Concern over "risky" remote workers is fuelling security spending.
Almost two-thirds (62 percent) of IT decision makers surveyed by networking giant Cisco in an annual poll into remote working said they are planning to increase security spending this year to mitigate risks associated with employees who work outside the office.
More than one-third (37 percent) said they intend to hike spending by more than 10 percent on 2007's budget.
While businesses undoubtedly see benefits from allowing remote working, such as increased productivity and better rates of staff retention, Cisco said there is also a financial burden when it comes to ensuring remote staff do not compromise corporate security.
Risks associated with remote workers include opening suspicious emails, piggybacking on unsecured wireless networks and sharing corporate devices with non-employees.
Educating staff is vital to minimising the costs associated with remote working, according to Cisco. John N Stewart, chief security officer at the company, said in a statement: "Increasing employee awareness through sustained education reduces threats, attacks and the painful price tags they typically carry."
The research also found security concerns about remote workers are most acute in the Bric countries of Brazil, China and India. Eighty-three percent of respondents in China and India, and 68 percent in Brazil, said security spending will rise this year.
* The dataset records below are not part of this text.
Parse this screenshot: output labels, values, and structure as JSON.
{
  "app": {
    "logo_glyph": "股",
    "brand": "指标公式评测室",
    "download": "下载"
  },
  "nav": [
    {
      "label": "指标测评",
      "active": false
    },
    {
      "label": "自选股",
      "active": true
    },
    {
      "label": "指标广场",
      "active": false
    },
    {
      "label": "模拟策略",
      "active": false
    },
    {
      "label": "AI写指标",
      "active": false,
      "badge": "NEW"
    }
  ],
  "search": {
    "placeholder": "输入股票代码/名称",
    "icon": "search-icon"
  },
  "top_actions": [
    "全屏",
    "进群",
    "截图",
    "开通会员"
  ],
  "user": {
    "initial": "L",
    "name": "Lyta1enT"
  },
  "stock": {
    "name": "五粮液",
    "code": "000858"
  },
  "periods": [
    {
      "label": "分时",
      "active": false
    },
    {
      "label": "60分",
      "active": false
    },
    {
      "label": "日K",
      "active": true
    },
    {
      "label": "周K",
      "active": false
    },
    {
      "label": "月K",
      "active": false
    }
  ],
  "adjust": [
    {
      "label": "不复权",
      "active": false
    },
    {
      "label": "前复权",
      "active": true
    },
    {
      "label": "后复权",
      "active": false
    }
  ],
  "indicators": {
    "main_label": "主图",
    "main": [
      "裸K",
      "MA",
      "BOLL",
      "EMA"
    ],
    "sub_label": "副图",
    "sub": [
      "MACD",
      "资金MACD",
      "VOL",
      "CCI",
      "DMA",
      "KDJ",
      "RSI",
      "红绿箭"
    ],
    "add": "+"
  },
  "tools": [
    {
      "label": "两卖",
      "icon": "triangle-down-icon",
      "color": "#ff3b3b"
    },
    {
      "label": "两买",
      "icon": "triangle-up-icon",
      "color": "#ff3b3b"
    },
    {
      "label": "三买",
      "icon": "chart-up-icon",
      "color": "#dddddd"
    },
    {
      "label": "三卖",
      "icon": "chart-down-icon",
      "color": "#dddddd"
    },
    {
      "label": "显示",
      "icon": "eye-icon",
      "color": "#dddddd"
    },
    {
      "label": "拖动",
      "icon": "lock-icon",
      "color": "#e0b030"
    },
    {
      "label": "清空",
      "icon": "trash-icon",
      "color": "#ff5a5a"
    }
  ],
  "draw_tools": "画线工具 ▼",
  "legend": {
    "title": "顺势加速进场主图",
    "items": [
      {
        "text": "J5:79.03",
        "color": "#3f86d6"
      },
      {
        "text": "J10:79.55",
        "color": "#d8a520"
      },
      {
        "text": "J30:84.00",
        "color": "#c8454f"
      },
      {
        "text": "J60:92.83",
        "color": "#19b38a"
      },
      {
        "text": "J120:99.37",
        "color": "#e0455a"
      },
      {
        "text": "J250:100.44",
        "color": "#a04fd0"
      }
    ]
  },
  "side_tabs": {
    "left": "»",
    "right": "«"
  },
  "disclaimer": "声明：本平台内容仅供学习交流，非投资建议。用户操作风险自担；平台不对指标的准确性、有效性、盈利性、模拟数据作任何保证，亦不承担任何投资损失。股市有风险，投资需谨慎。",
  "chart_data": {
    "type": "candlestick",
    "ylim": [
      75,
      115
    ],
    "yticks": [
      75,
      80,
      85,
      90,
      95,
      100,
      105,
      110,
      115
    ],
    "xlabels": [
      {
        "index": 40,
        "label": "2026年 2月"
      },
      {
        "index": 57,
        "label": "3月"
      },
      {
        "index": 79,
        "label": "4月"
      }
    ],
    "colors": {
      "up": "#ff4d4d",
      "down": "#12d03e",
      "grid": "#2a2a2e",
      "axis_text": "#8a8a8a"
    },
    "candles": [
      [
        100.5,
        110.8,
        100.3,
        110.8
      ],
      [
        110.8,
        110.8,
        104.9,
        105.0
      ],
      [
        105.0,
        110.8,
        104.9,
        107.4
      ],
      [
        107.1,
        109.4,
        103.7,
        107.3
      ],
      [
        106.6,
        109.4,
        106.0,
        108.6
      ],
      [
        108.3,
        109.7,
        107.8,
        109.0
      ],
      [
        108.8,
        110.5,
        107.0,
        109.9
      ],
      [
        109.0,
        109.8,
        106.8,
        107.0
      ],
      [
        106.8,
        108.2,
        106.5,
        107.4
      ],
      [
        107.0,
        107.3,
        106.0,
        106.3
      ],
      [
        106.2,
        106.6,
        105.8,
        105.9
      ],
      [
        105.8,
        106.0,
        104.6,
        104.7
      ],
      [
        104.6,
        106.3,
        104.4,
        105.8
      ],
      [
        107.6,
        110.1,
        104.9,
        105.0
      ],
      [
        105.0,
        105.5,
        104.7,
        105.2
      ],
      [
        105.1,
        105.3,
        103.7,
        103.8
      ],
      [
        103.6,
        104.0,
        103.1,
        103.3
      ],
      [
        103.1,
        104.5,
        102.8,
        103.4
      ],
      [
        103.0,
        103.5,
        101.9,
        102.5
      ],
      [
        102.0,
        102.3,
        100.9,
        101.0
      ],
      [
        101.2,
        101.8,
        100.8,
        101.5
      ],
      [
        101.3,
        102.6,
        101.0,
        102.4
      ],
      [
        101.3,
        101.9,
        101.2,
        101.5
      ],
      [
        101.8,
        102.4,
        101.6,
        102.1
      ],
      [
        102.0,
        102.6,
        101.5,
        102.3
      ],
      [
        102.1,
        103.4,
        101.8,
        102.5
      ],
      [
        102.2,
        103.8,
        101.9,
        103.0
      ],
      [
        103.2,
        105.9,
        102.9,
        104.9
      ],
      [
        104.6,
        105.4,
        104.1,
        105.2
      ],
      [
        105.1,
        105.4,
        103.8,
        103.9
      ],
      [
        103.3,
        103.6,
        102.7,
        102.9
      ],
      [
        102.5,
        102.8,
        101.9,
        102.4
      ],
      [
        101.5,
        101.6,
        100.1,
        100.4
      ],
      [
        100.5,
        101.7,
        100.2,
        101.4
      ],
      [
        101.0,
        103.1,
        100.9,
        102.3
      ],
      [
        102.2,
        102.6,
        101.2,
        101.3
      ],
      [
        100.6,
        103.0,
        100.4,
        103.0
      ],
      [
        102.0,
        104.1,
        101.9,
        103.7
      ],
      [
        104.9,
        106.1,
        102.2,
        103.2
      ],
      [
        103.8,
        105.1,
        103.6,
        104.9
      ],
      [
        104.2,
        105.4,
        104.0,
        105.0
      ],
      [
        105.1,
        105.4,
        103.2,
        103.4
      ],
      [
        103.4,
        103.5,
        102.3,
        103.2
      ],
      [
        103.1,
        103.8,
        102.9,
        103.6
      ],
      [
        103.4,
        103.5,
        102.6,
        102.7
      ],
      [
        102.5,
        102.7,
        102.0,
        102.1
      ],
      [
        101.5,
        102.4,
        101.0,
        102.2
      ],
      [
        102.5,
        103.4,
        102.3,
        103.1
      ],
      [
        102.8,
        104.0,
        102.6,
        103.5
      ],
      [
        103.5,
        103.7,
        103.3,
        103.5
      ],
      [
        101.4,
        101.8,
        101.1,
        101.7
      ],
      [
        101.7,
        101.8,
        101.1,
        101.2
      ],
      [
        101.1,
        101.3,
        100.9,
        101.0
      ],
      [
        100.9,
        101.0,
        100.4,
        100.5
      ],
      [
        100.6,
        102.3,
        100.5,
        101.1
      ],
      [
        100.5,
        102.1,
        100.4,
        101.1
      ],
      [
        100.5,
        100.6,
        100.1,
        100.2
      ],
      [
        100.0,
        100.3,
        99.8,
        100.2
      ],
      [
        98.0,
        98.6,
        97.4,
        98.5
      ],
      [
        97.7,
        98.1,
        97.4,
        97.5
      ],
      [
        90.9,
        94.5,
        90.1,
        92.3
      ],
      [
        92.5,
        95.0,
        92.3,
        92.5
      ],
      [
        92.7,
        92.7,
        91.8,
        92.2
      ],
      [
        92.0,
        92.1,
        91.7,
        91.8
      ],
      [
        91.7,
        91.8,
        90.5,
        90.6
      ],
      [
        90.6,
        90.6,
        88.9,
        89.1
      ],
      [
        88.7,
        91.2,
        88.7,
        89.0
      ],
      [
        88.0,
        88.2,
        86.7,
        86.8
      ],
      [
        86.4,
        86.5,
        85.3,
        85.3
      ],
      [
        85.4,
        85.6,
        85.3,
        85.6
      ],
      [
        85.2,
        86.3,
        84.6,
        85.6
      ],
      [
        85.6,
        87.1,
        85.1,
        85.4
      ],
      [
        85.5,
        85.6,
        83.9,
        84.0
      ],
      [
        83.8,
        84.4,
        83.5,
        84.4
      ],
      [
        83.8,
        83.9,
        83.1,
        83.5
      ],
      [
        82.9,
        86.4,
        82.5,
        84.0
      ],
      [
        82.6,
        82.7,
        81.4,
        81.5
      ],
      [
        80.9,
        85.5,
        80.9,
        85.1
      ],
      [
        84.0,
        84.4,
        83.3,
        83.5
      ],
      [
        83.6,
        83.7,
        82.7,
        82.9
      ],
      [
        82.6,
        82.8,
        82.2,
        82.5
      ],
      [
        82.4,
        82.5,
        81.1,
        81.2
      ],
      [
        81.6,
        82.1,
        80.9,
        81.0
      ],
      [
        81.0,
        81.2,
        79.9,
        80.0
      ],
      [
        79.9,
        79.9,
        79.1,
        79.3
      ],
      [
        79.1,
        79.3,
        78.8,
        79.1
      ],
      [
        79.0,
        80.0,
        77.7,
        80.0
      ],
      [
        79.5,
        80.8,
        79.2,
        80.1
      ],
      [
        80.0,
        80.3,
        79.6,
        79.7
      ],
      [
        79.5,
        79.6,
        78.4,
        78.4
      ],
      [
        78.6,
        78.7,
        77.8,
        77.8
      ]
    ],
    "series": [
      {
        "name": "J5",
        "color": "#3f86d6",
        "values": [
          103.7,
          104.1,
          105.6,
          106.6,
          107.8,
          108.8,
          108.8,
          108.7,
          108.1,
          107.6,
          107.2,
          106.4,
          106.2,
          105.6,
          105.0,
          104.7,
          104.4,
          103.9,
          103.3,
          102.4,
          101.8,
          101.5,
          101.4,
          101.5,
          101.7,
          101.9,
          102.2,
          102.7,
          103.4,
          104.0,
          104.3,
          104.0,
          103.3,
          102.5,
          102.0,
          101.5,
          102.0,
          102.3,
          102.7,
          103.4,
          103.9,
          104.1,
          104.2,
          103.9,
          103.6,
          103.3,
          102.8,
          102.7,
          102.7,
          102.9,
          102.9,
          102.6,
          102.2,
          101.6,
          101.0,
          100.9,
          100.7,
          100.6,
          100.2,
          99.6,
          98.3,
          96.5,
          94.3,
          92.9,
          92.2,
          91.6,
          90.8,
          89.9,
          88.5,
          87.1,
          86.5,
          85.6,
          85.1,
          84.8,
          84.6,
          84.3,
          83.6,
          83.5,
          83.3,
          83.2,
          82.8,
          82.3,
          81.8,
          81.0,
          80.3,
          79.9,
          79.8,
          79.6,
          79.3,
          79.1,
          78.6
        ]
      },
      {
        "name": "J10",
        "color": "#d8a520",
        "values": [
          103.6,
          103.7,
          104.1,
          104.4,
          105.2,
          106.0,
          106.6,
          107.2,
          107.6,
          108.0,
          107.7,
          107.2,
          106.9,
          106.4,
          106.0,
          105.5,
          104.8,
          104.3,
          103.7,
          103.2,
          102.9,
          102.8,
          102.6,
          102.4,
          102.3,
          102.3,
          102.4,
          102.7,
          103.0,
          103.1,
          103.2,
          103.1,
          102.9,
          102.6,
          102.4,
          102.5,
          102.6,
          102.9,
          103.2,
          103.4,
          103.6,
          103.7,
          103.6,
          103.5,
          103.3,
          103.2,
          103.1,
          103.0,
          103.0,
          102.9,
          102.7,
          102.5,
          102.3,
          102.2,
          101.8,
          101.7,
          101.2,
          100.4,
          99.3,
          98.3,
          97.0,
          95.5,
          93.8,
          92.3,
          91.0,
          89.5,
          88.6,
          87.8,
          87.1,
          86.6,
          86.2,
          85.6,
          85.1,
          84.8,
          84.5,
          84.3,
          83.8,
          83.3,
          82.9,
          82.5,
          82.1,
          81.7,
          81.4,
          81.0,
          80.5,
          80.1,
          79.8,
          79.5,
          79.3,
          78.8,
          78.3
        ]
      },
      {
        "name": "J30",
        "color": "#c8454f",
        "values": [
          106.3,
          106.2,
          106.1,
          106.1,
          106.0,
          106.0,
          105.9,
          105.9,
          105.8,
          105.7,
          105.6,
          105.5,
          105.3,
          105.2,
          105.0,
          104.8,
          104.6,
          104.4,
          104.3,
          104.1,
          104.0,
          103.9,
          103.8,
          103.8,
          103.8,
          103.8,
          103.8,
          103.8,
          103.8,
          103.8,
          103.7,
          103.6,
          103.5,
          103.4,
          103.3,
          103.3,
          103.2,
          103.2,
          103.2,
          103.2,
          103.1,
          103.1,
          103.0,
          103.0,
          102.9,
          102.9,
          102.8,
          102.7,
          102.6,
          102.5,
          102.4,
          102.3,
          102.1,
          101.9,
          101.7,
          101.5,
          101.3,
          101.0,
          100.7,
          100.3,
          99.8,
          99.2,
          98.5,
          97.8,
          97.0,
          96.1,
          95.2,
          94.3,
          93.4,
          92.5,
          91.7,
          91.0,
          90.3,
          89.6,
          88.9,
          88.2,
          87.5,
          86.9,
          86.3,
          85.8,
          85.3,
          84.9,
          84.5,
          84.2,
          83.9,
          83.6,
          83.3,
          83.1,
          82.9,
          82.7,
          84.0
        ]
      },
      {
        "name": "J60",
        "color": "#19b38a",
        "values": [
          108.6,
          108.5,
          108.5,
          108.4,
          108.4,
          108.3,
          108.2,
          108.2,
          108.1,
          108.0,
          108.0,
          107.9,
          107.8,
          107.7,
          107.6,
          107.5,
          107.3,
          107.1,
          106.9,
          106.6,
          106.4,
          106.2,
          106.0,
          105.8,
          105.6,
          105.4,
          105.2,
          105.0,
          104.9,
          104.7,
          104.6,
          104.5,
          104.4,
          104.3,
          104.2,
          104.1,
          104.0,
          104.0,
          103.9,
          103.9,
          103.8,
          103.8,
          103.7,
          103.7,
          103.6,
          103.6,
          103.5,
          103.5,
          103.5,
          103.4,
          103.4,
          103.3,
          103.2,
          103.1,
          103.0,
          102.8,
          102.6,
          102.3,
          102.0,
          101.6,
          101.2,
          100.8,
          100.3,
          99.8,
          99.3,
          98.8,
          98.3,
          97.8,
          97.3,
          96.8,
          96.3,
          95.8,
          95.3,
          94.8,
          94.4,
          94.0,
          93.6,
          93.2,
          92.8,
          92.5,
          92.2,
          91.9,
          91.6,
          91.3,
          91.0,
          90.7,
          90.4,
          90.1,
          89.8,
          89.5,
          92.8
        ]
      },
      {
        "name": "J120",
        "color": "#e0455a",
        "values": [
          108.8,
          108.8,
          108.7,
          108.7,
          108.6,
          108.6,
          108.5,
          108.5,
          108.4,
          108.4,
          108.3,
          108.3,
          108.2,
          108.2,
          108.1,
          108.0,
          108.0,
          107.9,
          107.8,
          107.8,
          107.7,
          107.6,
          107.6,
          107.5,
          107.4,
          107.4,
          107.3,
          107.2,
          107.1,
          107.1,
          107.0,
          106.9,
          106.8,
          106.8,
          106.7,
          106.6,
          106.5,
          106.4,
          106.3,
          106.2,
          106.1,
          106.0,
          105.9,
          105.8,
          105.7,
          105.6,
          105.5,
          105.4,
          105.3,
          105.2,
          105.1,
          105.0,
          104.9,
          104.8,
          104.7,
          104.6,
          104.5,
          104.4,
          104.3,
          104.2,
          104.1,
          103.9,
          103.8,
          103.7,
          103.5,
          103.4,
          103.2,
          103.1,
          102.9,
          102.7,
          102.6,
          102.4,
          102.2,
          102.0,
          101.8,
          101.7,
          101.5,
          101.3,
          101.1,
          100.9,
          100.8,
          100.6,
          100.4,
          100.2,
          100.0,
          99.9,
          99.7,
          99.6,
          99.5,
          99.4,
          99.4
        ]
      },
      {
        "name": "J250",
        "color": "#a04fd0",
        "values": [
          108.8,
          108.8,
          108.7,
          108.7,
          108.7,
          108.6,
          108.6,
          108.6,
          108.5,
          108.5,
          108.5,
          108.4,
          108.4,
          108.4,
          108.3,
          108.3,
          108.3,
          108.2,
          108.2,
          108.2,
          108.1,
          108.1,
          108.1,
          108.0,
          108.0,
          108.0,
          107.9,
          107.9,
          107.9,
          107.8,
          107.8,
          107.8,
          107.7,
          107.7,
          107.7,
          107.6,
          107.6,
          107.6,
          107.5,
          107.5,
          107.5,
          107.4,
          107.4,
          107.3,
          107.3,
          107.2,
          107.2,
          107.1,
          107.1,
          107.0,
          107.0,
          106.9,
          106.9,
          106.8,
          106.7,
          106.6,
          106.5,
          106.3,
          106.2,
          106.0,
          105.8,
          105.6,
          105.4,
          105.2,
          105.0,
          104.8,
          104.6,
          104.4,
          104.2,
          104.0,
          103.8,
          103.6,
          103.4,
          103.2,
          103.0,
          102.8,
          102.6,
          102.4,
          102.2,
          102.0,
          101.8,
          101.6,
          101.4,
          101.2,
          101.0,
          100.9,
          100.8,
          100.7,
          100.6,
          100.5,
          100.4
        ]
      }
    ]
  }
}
The survey polled 2,000 IT professionals in various industries in Australia, Brazil, China, France, Germany, India, Italy, Japan, the UK and the US.